                site-exec-max-lines 200 remote
                site-exec-max-lines 0 local
                site-exec-max-lines 25
            limits output from SITE EXEC (and therefore  SITE  INDEX)  to  200
            lines for sets a limit of 25 lines for all other users.


       dns refuse_mismatch <filename> [override]

            Refuse  FTP  sessions when the forward and reverse lookups for the
            remote site do not match.  Display the named(5,8) file(1,n) (like a  message
            file(1,n)),  admonishing  the user.  If the optional override is speci-
            fied, allow the connection after complaining.


       dns refuse_no_reverse <filename> [override]

       Refuse FTP sessions when there is no reverse DNS entry for  the  remote
       site.   Display  the  named(5,8) file(1,n) (like a message file(1,n)), admonishing the
       user.  If the optional override  is  specified,  allow  the  connection
       after complaining.
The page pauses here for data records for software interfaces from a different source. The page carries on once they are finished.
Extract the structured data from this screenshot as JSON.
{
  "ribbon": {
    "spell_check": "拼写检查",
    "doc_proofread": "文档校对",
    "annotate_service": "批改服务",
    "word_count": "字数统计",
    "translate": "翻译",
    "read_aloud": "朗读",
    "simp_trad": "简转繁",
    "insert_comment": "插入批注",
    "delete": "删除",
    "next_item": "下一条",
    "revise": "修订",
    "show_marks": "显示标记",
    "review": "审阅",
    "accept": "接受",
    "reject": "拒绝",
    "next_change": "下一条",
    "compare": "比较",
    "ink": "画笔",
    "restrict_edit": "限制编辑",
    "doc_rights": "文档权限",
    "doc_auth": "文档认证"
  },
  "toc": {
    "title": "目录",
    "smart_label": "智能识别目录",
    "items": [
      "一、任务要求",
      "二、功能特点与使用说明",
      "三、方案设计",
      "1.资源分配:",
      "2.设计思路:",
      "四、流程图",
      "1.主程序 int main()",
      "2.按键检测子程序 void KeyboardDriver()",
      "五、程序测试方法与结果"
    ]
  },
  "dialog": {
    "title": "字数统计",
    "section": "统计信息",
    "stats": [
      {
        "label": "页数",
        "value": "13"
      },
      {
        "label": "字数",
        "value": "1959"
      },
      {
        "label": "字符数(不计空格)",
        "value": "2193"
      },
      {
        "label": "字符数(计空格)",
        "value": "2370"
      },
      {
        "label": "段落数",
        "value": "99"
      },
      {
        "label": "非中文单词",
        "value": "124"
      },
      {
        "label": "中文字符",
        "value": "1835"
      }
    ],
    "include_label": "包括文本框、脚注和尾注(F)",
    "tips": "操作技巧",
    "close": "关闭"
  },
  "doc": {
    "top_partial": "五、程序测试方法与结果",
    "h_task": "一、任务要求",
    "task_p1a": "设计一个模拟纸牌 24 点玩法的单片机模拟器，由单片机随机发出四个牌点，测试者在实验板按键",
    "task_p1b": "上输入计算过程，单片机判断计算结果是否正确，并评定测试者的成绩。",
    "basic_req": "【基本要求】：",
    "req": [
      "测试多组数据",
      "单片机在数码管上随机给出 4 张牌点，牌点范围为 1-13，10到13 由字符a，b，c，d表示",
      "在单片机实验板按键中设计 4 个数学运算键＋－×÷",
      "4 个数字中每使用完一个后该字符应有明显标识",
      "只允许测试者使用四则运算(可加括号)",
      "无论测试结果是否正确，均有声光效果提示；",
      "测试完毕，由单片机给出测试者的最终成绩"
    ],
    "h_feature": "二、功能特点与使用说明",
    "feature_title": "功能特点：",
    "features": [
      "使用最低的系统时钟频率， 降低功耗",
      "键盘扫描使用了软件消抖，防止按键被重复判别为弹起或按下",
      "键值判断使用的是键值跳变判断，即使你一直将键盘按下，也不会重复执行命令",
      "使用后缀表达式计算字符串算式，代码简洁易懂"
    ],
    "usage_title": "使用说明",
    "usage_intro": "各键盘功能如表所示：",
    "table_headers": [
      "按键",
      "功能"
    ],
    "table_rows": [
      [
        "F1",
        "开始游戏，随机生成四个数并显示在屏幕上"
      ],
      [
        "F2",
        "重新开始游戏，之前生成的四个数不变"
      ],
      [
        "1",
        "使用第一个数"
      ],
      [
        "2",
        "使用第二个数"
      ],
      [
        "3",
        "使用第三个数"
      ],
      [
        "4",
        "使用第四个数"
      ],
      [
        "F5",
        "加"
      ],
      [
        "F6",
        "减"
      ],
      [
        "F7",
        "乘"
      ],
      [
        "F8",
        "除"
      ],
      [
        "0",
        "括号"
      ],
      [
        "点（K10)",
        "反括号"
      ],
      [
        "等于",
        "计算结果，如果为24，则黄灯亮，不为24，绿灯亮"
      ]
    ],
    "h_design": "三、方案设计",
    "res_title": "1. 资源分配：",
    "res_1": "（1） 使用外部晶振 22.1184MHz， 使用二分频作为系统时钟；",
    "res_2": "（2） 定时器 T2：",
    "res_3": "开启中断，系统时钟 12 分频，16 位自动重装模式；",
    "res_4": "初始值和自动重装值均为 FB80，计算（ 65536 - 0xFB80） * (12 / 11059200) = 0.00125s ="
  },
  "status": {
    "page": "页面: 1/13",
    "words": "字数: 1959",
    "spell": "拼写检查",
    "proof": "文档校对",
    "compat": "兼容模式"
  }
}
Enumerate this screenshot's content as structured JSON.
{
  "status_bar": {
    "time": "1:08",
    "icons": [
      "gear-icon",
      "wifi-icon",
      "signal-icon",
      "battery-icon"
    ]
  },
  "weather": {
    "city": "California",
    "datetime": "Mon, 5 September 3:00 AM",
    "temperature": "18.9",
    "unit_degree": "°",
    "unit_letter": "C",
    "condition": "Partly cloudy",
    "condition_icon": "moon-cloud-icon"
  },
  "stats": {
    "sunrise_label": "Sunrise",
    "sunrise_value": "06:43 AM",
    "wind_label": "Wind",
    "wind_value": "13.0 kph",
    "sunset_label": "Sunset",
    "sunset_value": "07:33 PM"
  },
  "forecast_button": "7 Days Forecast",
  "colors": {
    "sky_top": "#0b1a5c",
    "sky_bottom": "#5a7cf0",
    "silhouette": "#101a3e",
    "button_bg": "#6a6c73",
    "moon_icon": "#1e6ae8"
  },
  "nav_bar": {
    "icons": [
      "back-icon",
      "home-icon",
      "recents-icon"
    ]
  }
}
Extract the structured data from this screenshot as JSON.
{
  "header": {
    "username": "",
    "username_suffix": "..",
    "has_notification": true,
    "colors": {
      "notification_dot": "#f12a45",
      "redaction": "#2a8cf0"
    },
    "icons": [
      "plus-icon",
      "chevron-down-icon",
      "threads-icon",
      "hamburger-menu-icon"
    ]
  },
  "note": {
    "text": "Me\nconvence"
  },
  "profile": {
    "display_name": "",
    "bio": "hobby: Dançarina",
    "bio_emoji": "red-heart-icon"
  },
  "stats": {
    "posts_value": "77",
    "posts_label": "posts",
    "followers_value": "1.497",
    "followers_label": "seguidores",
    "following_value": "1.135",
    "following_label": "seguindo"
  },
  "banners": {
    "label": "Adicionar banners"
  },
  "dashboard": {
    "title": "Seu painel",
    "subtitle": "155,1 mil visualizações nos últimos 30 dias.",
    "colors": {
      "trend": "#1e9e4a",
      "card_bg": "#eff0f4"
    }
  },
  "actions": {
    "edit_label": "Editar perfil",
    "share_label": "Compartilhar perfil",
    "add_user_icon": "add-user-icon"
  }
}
       dns resolveroptions [options]

            The  resolveroptions  option  allows  you  to  tweak  name  server
            options.  The line takes  a  series  of  flags  as  documented  in(1,8)
            resolver(3,5)(3) (with the leading RES_ removed).  Each can be preceded
            by an optional + or -.  For example,
                dns resolveroptions +aaonly -dnsrch
            turns on the aaonly option (only accept(2,8) authoritative answers) and
            turns off the dnsrch option (search the domain path).


Files
       FTPLIB/ftpaccess


See Also
       ftpd(8), umask(2), ftplog(5), ftpconversions(5), ftpshut(8)




                                                                  ftpaccess(5)

References for this manual (incoming links)